GVL / Trenton Estrada

The day honors the lives that have been lost due to transphobic aggression and legislation. GVSU students attended the vigil for Benedict and the “Out! Loud” assembly on March 26 at the Cook Carillon Tower to advocate for trans safety.

“To honor the lives of those who have died because of trans violence, such as Nex Benedict, our movement needs to carry their names and spirits forward, to not forget them and to demand that those who commit violence against trans people face severe consequences,” said SDS Vice President Owen Frassetto. “When that small section of society who hates trans people see that their violence is met with justice, they will be scared off.”

To read the rest of Max Bufkin’s story about trans activism on campus, click here.

GV student death, lack of University response voiced at student-led town hall

student-led town hall called “Retention, Representation, and Racism” was held on April 2 focusing on issues of discrimination and diversity at GVSU. The town hall gave students who identify as Black, Indigenous and people of color (BIPOC) a chance to share their concerns with University leadership.
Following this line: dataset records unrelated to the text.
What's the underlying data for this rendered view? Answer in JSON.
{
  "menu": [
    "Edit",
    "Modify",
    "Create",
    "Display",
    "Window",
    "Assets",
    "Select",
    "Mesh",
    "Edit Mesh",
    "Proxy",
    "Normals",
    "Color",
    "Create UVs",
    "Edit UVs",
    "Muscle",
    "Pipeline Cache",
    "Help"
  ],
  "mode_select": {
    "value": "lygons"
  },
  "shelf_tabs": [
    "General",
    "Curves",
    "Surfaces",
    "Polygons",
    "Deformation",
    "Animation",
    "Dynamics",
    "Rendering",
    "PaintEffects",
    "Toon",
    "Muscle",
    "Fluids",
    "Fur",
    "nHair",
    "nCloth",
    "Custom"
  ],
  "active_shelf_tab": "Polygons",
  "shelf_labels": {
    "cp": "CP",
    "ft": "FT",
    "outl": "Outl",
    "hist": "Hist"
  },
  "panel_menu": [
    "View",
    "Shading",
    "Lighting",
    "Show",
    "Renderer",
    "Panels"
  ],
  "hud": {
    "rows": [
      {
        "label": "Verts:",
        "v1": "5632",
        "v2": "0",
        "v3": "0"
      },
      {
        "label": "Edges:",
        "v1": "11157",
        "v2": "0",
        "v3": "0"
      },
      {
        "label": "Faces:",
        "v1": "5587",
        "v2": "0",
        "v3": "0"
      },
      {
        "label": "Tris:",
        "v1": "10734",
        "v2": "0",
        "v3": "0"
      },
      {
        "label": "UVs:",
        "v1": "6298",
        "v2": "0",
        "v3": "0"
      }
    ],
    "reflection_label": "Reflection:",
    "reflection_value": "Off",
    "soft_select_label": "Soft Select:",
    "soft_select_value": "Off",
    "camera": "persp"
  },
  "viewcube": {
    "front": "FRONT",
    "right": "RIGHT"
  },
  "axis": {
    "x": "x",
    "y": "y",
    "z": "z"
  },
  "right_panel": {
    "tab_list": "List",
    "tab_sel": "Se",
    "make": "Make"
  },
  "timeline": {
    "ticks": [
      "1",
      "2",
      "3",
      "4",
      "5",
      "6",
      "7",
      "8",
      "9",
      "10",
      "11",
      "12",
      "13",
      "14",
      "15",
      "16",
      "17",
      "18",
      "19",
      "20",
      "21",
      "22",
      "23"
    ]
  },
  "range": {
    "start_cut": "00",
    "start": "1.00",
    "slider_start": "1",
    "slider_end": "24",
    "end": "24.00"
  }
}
With the ability to share stories with the Senior Leadership Team (SLT), other campus concerns were voiced.

GVL / Risho Wooten

One story came from GVSU student speaker Zuri Caldwell who spoke about a friend, Carrington Johnson, who attended GVSU and recently passed away. At the town hall, she told Johnson’s story and expressed her frustration towards the University for not acknowledging her friend’s passing.

Caldwell said she received little to no support or accommodation from the school during her time of mourning.

To read more of Max Bufkin’s story, click here

More to Discover
About the Contributor
Emma Armijo
Emma Armijo, News Editor
Emma Armijo is the Lanthorn's News editor for the 2023-24 year. She previously worked with the Lanthorn for a year and a half as a news staff writer before joining the editorial team as the Arts and Entertainment editor in the winter of 2023. Emma enjoys all things creative like dance, music and drawing. Her aspirations after college include working as a professional in the dance industry and writing for a major print news organization, The New York Times. Graduating Winter 2025 Majors: Multimedia Journalism, Dance